If a student discloses to you that he or she has a disability, ask the student if they have shared this information with Disability Services. If the student has registered with Disability Services and is eligible for accommodations, the student should have a signed accommodations sheet to give to you.
If the student has not registered with Disability Services, you can let them know they must register with our office in order to receive accommodations. You SHOULD NOT collect any documentation from the student about his/her disability. This information should be given to Disability Services by the student.
What if a student does not wish to share disability information with Disability Services?
There are many reasons a student may not want to disclose their disability. However, because college disability laws are very different from high school disability laws, it is essential that students disclose a disability to Disability Services if they want to receive any accommodations.
You can assure the student that Disability Services is available to assist them and will keep information regarding their disability confidential.
What is my responsibility as an Instructor, in terms of students with disabilities?
Your responsibillity includes:
- Ensure a student receives the accommodations for he/she is eligible according to the accommodation sheet.
- Keep all disability related information confidential
- Speak with Disability Services if you have any questions regarding a student’s accommodations or progress.
- Treat students with disabilities as you would the other students in your class in regards to grading procedures and discipline
What should I do if a student with a disability who is receiving accommodations is working very hard, and is not succeeding?
The first step is to contact a Learning Specialist in Disability Services who will work with you and the student as a team, with student success as the goal. A tutor or mentor may be brought in.
If, after completing this process, the student’s grade has not improved, you should do the very same thing you would do in the case of a student that does not have a disability. If the student does not satisfy the essential requirements of the course, then the student must be graded accordingly.

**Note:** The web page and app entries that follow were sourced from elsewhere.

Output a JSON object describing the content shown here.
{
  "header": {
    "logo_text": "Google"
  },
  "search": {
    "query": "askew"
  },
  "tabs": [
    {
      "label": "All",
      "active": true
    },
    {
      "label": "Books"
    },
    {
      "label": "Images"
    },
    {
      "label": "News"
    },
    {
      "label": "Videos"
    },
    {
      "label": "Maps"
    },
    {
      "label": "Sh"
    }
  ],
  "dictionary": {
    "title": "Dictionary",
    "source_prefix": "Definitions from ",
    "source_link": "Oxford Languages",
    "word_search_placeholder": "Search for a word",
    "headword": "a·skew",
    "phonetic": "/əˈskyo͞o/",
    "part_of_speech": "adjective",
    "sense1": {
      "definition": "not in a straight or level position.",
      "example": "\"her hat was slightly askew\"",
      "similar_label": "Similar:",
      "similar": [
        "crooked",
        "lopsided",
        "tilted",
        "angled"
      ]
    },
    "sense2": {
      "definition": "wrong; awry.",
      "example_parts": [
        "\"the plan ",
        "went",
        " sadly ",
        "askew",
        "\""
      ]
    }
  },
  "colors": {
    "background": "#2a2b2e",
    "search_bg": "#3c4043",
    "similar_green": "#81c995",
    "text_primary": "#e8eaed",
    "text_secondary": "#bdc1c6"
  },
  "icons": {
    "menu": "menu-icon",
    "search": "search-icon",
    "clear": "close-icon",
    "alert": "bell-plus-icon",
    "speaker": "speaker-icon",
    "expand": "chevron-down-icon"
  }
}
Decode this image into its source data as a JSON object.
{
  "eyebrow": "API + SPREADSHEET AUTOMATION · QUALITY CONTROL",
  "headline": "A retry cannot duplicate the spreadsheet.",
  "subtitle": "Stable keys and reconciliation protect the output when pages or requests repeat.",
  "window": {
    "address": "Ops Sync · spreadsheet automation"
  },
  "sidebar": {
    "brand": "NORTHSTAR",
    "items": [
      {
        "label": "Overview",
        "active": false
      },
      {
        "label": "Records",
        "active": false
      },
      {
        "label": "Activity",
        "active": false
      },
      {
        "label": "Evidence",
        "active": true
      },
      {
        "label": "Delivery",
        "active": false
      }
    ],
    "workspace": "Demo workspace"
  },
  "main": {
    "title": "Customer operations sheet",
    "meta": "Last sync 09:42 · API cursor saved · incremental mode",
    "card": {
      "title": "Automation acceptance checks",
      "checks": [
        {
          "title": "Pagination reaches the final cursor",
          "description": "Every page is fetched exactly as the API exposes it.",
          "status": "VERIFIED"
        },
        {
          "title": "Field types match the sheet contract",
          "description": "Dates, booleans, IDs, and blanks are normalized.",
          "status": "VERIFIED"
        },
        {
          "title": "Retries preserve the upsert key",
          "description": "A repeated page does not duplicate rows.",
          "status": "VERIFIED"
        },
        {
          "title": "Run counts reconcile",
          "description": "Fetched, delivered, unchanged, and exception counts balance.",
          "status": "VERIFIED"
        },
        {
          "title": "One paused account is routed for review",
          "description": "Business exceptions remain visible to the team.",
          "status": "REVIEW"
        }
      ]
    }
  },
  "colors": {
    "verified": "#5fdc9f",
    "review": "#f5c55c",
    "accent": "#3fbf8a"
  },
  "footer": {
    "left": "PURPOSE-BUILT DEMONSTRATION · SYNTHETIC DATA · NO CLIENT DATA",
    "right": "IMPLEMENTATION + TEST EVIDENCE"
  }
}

Also: we have a PowerPoint presentation with more information available for download here: FAQ.